Start of Block
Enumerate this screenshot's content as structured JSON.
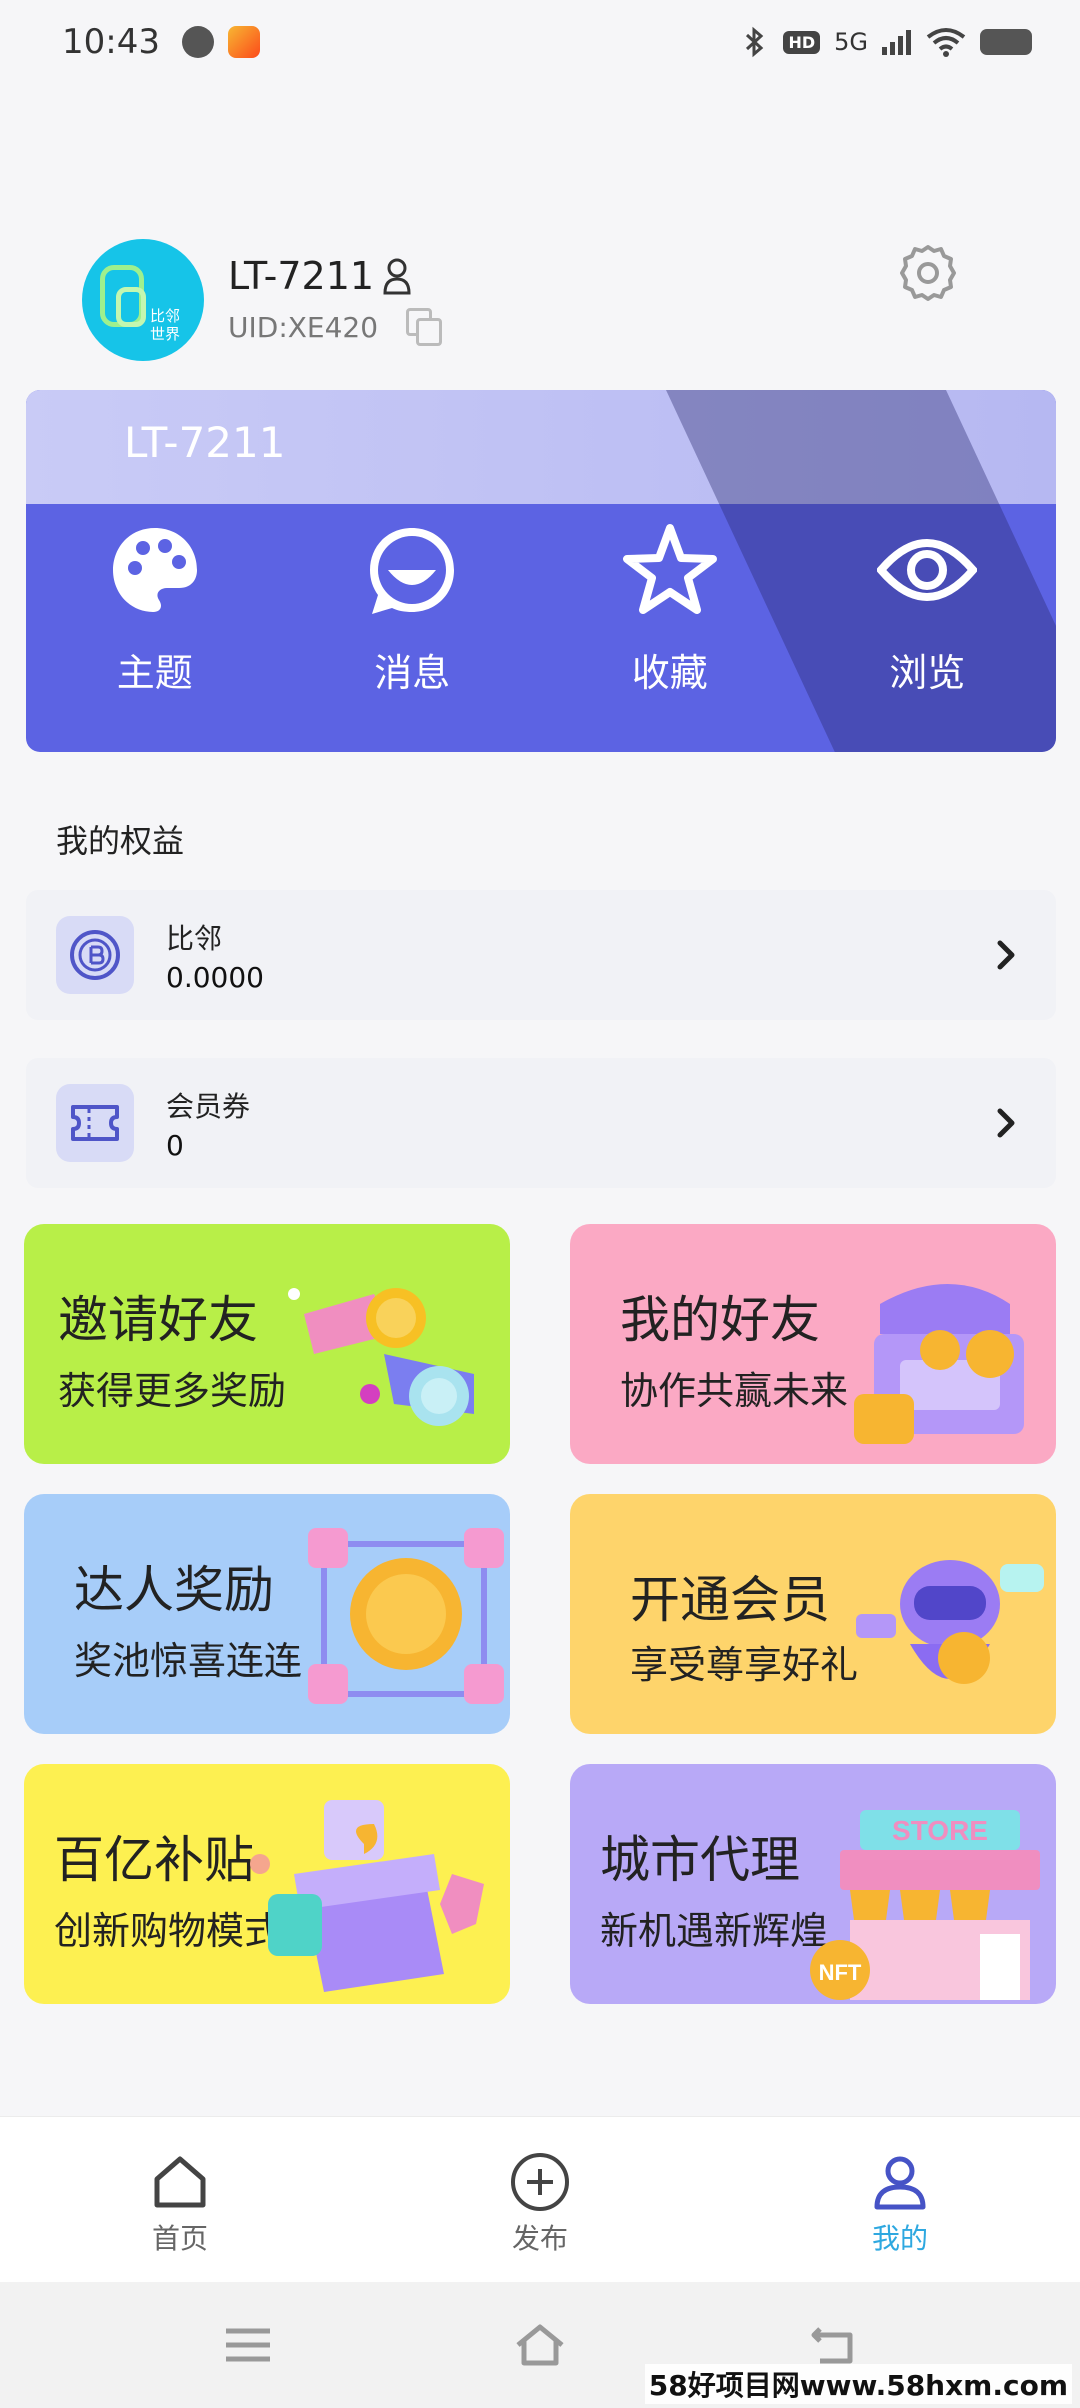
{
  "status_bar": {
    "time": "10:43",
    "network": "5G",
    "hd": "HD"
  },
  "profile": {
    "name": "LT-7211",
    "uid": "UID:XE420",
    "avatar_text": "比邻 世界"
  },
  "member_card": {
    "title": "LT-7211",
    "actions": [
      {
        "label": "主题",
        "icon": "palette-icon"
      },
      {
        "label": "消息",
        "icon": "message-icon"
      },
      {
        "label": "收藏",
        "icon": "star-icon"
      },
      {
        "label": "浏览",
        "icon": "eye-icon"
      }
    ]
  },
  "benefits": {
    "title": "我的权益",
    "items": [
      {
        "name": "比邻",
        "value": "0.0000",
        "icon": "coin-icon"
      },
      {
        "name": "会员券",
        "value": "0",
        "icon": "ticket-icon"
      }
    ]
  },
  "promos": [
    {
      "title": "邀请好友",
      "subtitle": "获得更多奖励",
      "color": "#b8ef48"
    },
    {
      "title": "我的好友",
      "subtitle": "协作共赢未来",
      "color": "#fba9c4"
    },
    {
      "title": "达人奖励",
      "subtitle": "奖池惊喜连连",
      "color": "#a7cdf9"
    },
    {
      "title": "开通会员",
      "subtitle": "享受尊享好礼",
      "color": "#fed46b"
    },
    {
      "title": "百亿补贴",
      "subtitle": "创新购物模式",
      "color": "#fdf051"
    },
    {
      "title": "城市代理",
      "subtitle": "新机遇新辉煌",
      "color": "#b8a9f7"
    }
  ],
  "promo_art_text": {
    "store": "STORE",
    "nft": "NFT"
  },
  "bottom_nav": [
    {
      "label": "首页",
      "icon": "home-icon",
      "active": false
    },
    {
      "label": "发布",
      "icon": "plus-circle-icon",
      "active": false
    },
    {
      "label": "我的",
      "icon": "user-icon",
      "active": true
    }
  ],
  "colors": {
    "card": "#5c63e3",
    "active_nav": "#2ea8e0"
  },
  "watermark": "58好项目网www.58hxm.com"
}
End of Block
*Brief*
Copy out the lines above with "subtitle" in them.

*Solution for this exercise*
      "subtitle": "获得更多奖励",
      "subtitle": "协作共赢未来",
      "subtitle": "奖池惊喜连连",
      "subtitle": "享受尊享好礼",
      "subtitle": "创新购物模式",
      "subtitle": "新机遇新辉煌",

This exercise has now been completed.